(a) applies to mandatory life sentences imposed under OCGA 16-13-30
(d)." (Emphasis supplied.) (Citations and punctuation omitted.) Moss v. State, 206 Ga. App. 310
, 312 (5) (425 SE2d 386
) (1992). Hightower's argument that OCGA 17-10-2
(a) requires the State to notify the defendant of its intention to seek a life sentence is without merit. The statute does not require that the State notify the defendant of the sentence it intends to seek; rather, the statute simply requires that the State notify the defendant of the evidence it intends to use in aggravation of sentencing.
At the sentencing hearing, the district attorney explained to the court that Hightower was served with notification that his prior conviction for possession of cocaine with intent to distribute would be introduced in the sentencing hearing as evidence in aggravation. Moreover, the record indicates that the State provided Hightower with written notice that it intended to present evidence of his prior conviction as a similar transaction at trial. Defense counsel conceded that he was aware of the prior conviction and did not dispute that the State had notified him of the conviction before the trial. The purpose of the notification requirement of OCGA 17-10-2
(a) is to allow the defendant to "examine his record to determine if the convictions are in fact his, if he was represented by counsel, and any other defect which would render such documents inadmissible during the pre-sentencing phase of the trial.
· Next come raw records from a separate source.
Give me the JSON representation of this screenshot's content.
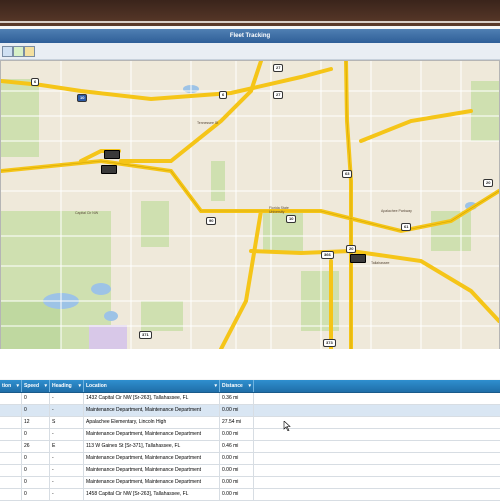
{
  "window": {
    "title": "Fleet Tracking"
  },
  "map": {
    "shields": [
      {
        "label": "6"
      },
      {
        "label": "10"
      },
      {
        "label": "27"
      },
      {
        "label": "6"
      },
      {
        "label": "27"
      },
      {
        "label": "63"
      },
      {
        "label": "10"
      },
      {
        "label": "90"
      },
      {
        "label": "20"
      },
      {
        "label": "61"
      },
      {
        "label": "366"
      },
      {
        "label": "373"
      },
      {
        "label": "371"
      },
      {
        "label": "20"
      }
    ],
    "place_labels": [
      {
        "text": "Tallahassee"
      },
      {
        "text": "Florida State University"
      },
      {
        "text": "Apalachee Parkway"
      },
      {
        "text": "Tennessee St"
      },
      {
        "text": "Capital Cir NW"
      }
    ]
  },
  "grid": {
    "columns": [
      {
        "label": "tion"
      },
      {
        "label": "Speed"
      },
      {
        "label": "Heading"
      },
      {
        "label": "Location"
      },
      {
        "label": "Distance"
      }
    ],
    "rows": [
      {
        "c0": "",
        "speed": "0",
        "heading": "-",
        "location": "1432 Capital Cir NW [Sr-263], Tallahassee, FL",
        "distance": "0.36 mi",
        "selected": false
      },
      {
        "c0": "",
        "speed": "0",
        "heading": "-",
        "location": "Maintenance Department, Maintenance Department",
        "distance": "0.00 mi",
        "selected": true
      },
      {
        "c0": "",
        "speed": "12",
        "heading": "S",
        "location": "Apalachee Elementary, Lincoln High",
        "distance": "27.54 mi",
        "selected": false
      },
      {
        "c0": "",
        "speed": "0",
        "heading": "-",
        "location": "Maintenance Department, Maintenance Department",
        "distance": "0.00 mi",
        "selected": false
      },
      {
        "c0": "",
        "speed": "26",
        "heading": "E",
        "location": "113 W Gaines St [Sr-371], Tallahassee, FL",
        "distance": "0.46 mi",
        "selected": false
      },
      {
        "c0": "",
        "speed": "0",
        "heading": "-",
        "location": "Maintenance Department, Maintenance Department",
        "distance": "0.00 mi",
        "selected": false
      },
      {
        "c0": "",
        "speed": "0",
        "heading": "-",
        "location": "Maintenance Department, Maintenance Department",
        "distance": "0.00 mi",
        "selected": false
      },
      {
        "c0": "",
        "speed": "0",
        "heading": "-",
        "location": "Maintenance Department, Maintenance Department",
        "distance": "0.00 mi",
        "selected": false
      },
      {
        "c0": "",
        "speed": "0",
        "heading": "-",
        "location": "1458 Capital Cir NW [Sr-263], Tallahassee, FL",
        "distance": "0.00 mi",
        "selected": false
      }
    ]
  }
}
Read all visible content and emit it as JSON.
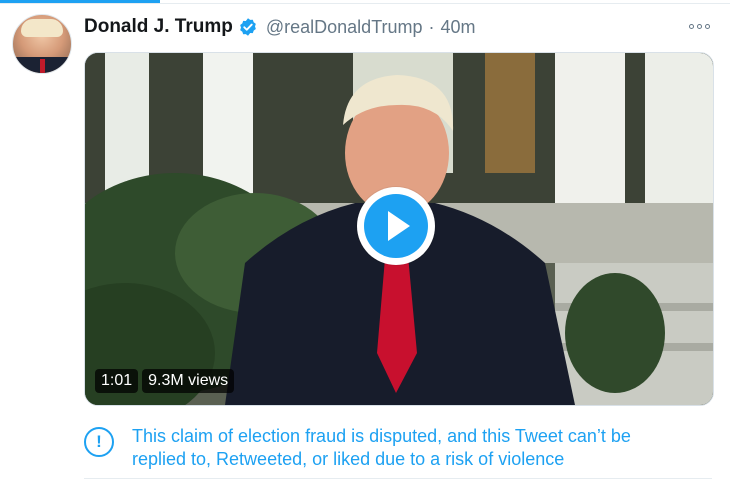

Although a written notification of the State's intent to prosecute as a recidivist is preferable, it is not required as long as the notification is clear." (Citations and punctuation omitted.) Moss, supra at 312 (5). Under the circumstances of this case, the trial court did not err in finding that the defendant received adequate notice that he faced treatment as a recidivist under OCGA 16-13-30